In one such lesson, I will ask a student to count to five out loud, while the rest of the class waits. I then lead a discussion about whether we could write a complete and unbiased history of our classroom in those five seconds. Once we begin considering the scope of the variables, by asking what different people noticed during the five seconds, what they were thinking about, and what types of things we did not notice, the impossibility of the exercise quickly becomes apparent. This type of activity, which upsets students’ comfort with the concept of history as a single, fixed timeline, encourages them to question the motives and arguments of historical narratives in the world around them.
The Social and Disciplinary Value of Academic Teaching

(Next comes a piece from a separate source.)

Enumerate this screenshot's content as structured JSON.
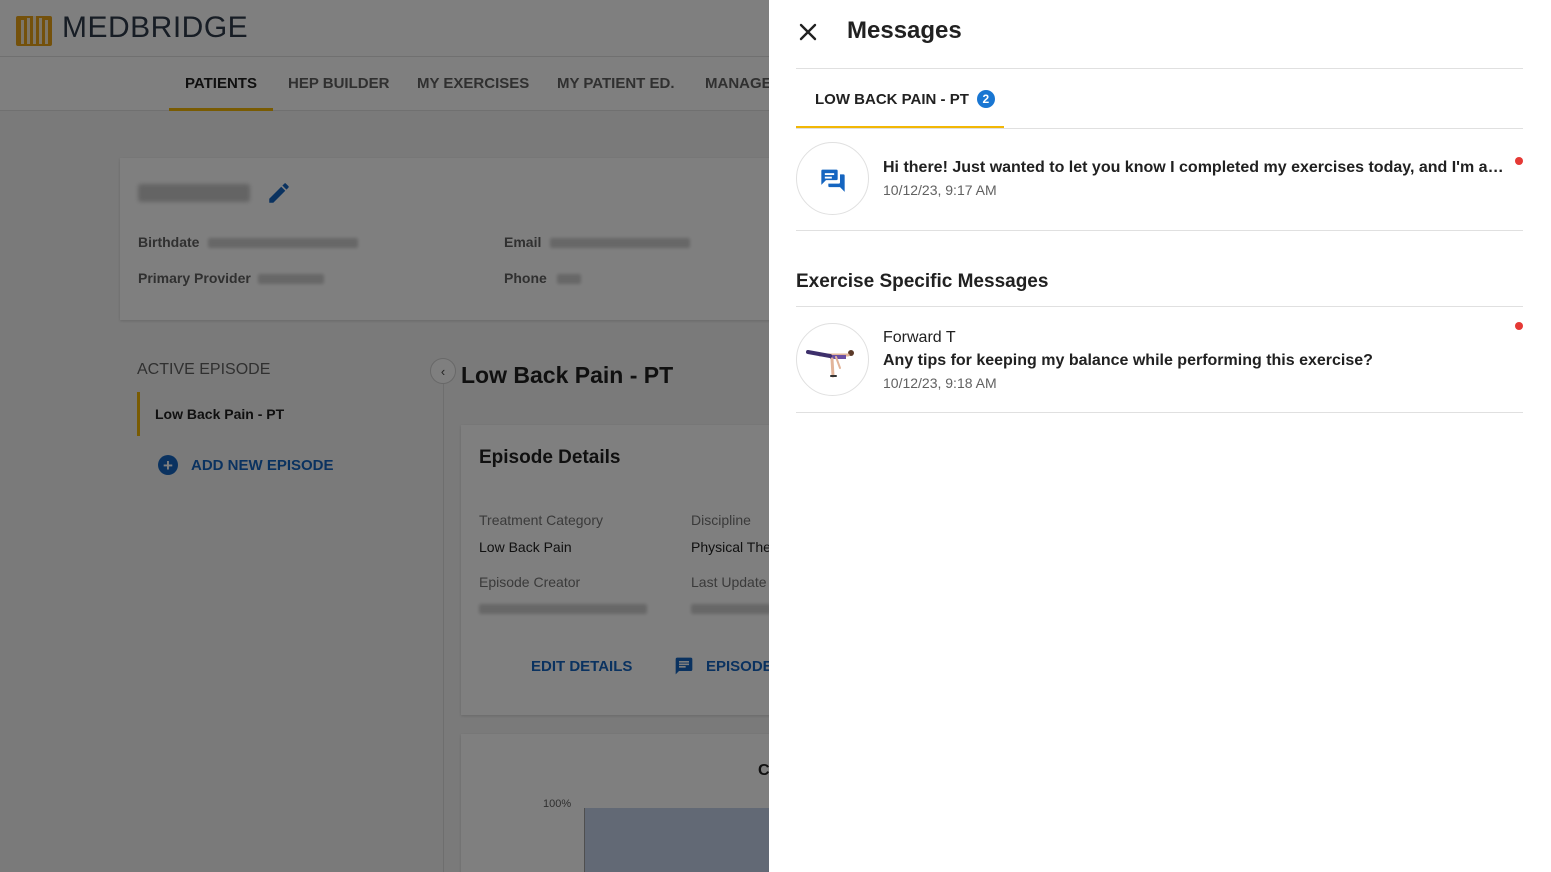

This kind of pedagogical focus needs to be central to the work of academic historians. The teaching that we do is essential, both to the general public welfare and to the sustainability of our discipline. It is imperative that historians be a part of the public discourse, speaking to broad audiences as teachers. As professionals who study the past, our voices are needed in the civic square. If we do not speak out, others will say our parts for us; the recent incorporation of ahistorical European medievalisms into American white nationalist mythology should remind us of the important role that historians must play in helping to create and maintain an educated and historically conscious citizenry.
In this, academics must be educators for the long haul. Most learning in life happens outside of a university setting, and we should aim to educate on a longer timeline than a mere four years. We need to try to reach people across the whole course of their lives, and to reach them where they are. To do so, historians need to embrace the idea of outreach and public engagement as a constituent part of scholarship. Digital humanities projects, more accessible academic writing, and personal participation at the local level are all ways that academic historians can expand the scope of their teaching to include a broader public.
Valuing the role of teaching in historical practice is not only socially necessary, but it is an emerging disciplinary necessity as well. We live in a moment where social and political actors are increasingly questioning the value of humanities programs in the curriculum. STEM fields are attracting more attention and more funding, both because of their easily obvious career streams into industry, and because their requisite skillsets are clear-cut and measurable. To be remain viable in this marketplace of funding and resources, historians need to make a counter-argument for our own value. We cannot do this by remaining isolated, and by talking only to ourselves. We have moved past the time when humanities scholars could afford to remain professionally secluded. Teaching broadly, and helping to create a better educated, intellectually careful public is perhaps the single most effective way that historians can demonstrate our social, political, and economic worth.